» **Exercise**
Only a number is wanted here: the count of lines in the entries below that contain the word "JSON".

» **Source records**
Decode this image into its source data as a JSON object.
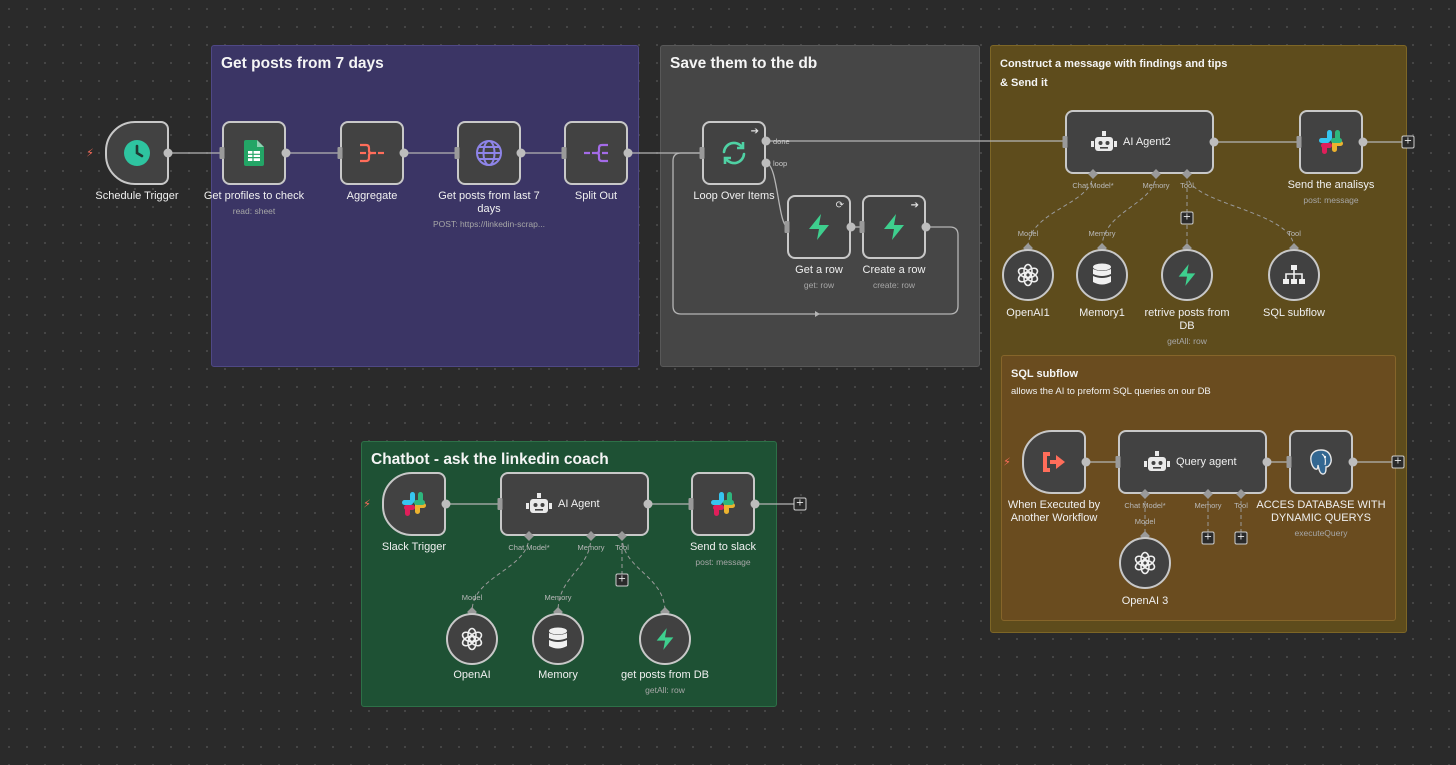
{
  "stickies": {
    "get_posts": {
      "title": "Get posts from 7 days"
    },
    "save_db": {
      "title": "Save them to the db"
    },
    "construct": {
      "title_line1": "Construct a message with findings and tips",
      "title_line2": "& Send it"
    },
    "sql_subflow": {
      "title": "SQL subflow",
      "subtitle": "allows the AI to preform SQL queries on our DB"
    },
    "chatbot": {
      "title": "Chatbot - ask the linkedin coach"
    }
  },
  "nodes": {
    "schedule_trigger": {
      "name": "Schedule Trigger",
      "icon": "clock-icon"
    },
    "get_profiles": {
      "name": "Get profiles to check",
      "subtitle": "read: sheet",
      "icon": "google-sheets-icon"
    },
    "aggregate": {
      "name": "Aggregate",
      "icon": "aggregate-icon"
    },
    "get_posts": {
      "name_line1": "Get posts from last 7",
      "name_line2": "days",
      "subtitle": "POST: https://linkedin-scrap...",
      "icon": "globe-icon"
    },
    "split_out": {
      "name": "Split Out",
      "icon": "split-out-icon"
    },
    "loop": {
      "name": "Loop Over Items",
      "output_done": "done",
      "output_loop": "loop",
      "icon": "loop-icon"
    },
    "get_row": {
      "name": "Get a row",
      "subtitle": "get: row",
      "icon": "supabase-icon"
    },
    "create_row": {
      "name": "Create a row",
      "subtitle": "create: row",
      "icon": "supabase-icon"
    },
    "ai_agent2": {
      "name": "AI Agent2",
      "icon": "robot-icon"
    },
    "send_analysis": {
      "name": "Send the analisys",
      "subtitle": "post: message",
      "icon": "slack-icon"
    },
    "openai1": {
      "name": "OpenAI1",
      "icon": "openai-icon"
    },
    "memory1": {
      "name": "Memory1",
      "icon": "database-icon"
    },
    "retrive_posts": {
      "name_line1": "retrive posts from",
      "name_line2": "DB",
      "subtitle": "getAll: row",
      "icon": "supabase-icon"
    },
    "sql_subflow_tool": {
      "name": "SQL subflow",
      "icon": "sitemap-icon"
    },
    "exec_trigger": {
      "name_line1": "When Executed by",
      "name_line2": "Another Workflow",
      "icon": "sign-in-icon"
    },
    "query_agent": {
      "name": "Query agent",
      "icon": "robot-icon"
    },
    "postgres": {
      "name_line1": "ACCES DATABASE WITH",
      "name_line2": "DYNAMIC QUERYS",
      "subtitle": "executeQuery",
      "icon": "postgres-icon"
    },
    "openai3": {
      "name": "OpenAI 3",
      "icon": "openai-icon"
    },
    "slack_trigger": {
      "name": "Slack Trigger",
      "icon": "slack-icon"
    },
    "ai_agent": {
      "name": "AI Agent",
      "icon": "robot-icon"
    },
    "send_slack": {
      "name": "Send to slack",
      "subtitle": "post: message",
      "icon": "slack-icon"
    },
    "openai": {
      "name": "OpenAI",
      "icon": "openai-icon"
    },
    "memory": {
      "name": "Memory",
      "icon": "database-icon"
    },
    "get_posts_db": {
      "name": "get posts from DB",
      "subtitle": "getAll: row",
      "icon": "supabase-icon"
    }
  },
  "ports": {
    "chat_model_req": "Chat Model*",
    "memory": "Memory",
    "tool": "Tool",
    "model": "Model"
  },
  "colors": {
    "canvas": "#2a2a2a",
    "purple_sticky": "#3b3565",
    "grey_sticky": "#464646",
    "olive_sticky": "#5e4c1c",
    "green_sticky": "#1e5134",
    "trigger_accent": "#ff6d5a",
    "supabase": "#3ecf8e",
    "schedule": "#2ec4a0"
  }
}
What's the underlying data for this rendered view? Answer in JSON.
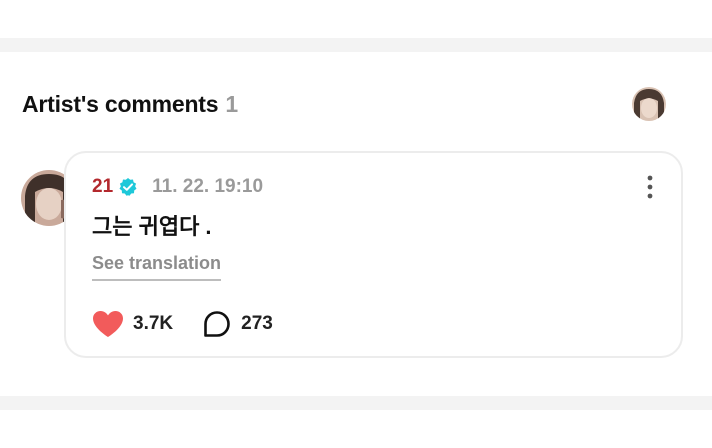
{
  "section": {
    "title": "Artist's comments",
    "count": "1"
  },
  "comment": {
    "author": "21",
    "verified": true,
    "timestamp": "11. 22. 19:10",
    "text": "그는 귀엽다 .",
    "translate_label": "See translation",
    "likes": "3.7K",
    "replies": "273"
  },
  "icons": {
    "verified": "verified-badge-icon",
    "more": "more-vertical-icon",
    "like": "heart-icon",
    "reply": "speech-bubble-icon"
  },
  "colors": {
    "author_name": "#b3282d",
    "verified_badge": "#1ec8d9",
    "like_heart": "#f25b5b",
    "muted_text": "#9a9a9a"
  }
}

» **Written response**
2